**Required work:** Among the records, find the lines that hold the string "cases" and return them.

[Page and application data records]
○ ○ ○ ○
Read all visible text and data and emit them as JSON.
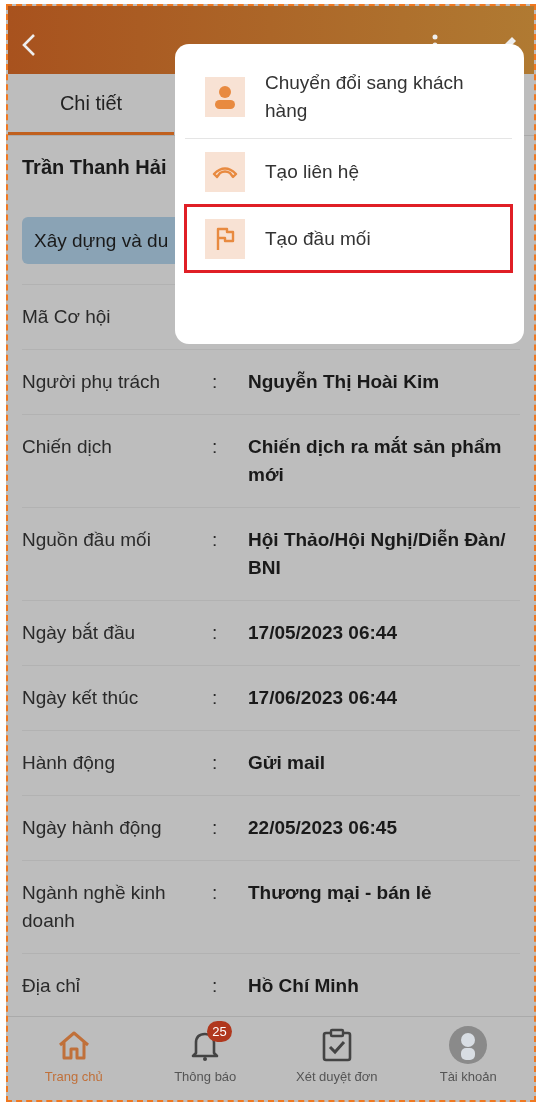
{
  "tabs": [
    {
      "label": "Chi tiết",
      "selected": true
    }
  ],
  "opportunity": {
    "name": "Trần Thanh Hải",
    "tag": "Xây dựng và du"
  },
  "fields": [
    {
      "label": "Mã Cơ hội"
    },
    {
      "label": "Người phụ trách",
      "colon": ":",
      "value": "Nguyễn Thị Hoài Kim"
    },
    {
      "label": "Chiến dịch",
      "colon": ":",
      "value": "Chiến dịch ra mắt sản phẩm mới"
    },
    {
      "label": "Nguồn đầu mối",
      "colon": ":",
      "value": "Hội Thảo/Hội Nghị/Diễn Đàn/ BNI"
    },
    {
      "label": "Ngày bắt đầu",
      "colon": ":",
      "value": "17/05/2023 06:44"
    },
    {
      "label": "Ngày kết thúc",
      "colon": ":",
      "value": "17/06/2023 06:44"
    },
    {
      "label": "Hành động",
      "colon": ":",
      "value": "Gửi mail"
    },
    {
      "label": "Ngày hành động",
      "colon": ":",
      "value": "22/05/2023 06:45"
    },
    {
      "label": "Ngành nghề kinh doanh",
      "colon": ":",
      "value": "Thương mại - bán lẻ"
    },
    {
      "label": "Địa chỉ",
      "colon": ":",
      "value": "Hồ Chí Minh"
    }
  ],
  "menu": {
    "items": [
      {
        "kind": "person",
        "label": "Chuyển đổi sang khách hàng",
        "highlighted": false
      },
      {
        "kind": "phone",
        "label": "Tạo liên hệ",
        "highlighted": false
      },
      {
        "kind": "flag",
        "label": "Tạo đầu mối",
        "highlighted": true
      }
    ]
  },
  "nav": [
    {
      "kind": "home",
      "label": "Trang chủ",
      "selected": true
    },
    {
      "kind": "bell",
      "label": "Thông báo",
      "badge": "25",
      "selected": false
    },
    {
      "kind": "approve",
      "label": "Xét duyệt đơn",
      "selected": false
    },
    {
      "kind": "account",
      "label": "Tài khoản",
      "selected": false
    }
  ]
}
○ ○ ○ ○
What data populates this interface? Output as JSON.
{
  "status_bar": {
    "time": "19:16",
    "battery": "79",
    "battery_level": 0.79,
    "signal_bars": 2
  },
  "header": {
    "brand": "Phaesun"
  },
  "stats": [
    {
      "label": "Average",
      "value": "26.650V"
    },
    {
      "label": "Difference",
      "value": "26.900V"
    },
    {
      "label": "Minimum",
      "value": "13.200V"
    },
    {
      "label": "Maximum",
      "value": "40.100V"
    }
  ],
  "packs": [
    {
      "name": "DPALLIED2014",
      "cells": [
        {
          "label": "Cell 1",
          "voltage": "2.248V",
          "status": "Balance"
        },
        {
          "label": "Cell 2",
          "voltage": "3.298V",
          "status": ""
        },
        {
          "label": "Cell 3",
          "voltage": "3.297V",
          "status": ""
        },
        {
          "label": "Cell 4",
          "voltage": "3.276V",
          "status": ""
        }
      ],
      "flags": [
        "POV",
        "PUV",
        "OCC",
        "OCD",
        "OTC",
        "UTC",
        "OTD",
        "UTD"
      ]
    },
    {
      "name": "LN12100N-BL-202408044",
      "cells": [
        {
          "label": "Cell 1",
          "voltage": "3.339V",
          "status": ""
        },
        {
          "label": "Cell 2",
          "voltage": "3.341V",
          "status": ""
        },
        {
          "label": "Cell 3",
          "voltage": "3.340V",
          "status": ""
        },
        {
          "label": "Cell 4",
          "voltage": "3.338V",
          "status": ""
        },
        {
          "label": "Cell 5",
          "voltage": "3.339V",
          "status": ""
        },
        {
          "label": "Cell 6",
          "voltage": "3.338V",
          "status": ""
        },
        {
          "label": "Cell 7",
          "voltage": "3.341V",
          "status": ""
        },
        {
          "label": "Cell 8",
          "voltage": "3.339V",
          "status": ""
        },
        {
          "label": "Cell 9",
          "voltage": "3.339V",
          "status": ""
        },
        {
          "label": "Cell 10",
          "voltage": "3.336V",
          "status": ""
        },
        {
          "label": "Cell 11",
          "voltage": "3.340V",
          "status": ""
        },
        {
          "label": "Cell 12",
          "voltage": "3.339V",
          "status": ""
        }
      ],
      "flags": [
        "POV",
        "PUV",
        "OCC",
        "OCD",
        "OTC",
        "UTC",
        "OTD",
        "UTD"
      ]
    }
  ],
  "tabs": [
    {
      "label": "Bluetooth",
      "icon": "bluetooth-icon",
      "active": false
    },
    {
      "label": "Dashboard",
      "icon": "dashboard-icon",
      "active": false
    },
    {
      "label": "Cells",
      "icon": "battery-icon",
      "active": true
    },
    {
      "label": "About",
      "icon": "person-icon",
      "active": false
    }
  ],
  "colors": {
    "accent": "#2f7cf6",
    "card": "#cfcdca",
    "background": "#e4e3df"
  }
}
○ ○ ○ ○
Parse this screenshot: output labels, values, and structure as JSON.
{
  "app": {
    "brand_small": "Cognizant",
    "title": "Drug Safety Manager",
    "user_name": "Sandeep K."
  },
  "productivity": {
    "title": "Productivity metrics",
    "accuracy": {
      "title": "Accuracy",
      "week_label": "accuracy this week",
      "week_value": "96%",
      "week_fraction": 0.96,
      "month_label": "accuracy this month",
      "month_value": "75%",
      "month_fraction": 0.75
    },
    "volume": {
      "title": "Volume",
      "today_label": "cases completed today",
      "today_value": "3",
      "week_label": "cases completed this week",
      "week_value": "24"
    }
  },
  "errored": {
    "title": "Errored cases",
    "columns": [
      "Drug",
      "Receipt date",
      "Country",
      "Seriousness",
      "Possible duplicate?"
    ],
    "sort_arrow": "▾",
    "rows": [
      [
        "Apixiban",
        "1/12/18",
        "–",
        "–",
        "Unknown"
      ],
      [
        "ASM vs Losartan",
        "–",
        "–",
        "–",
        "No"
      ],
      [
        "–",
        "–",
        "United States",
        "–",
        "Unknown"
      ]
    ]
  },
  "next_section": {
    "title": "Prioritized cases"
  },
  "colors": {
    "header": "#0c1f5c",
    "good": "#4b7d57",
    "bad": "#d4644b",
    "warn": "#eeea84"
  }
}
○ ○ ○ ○
**Written reply:**
      "today_label": "cases completed today",
      "week_label": "cases completed this week",
    "title": "Errored cases",
    "title": "Prioritized cases"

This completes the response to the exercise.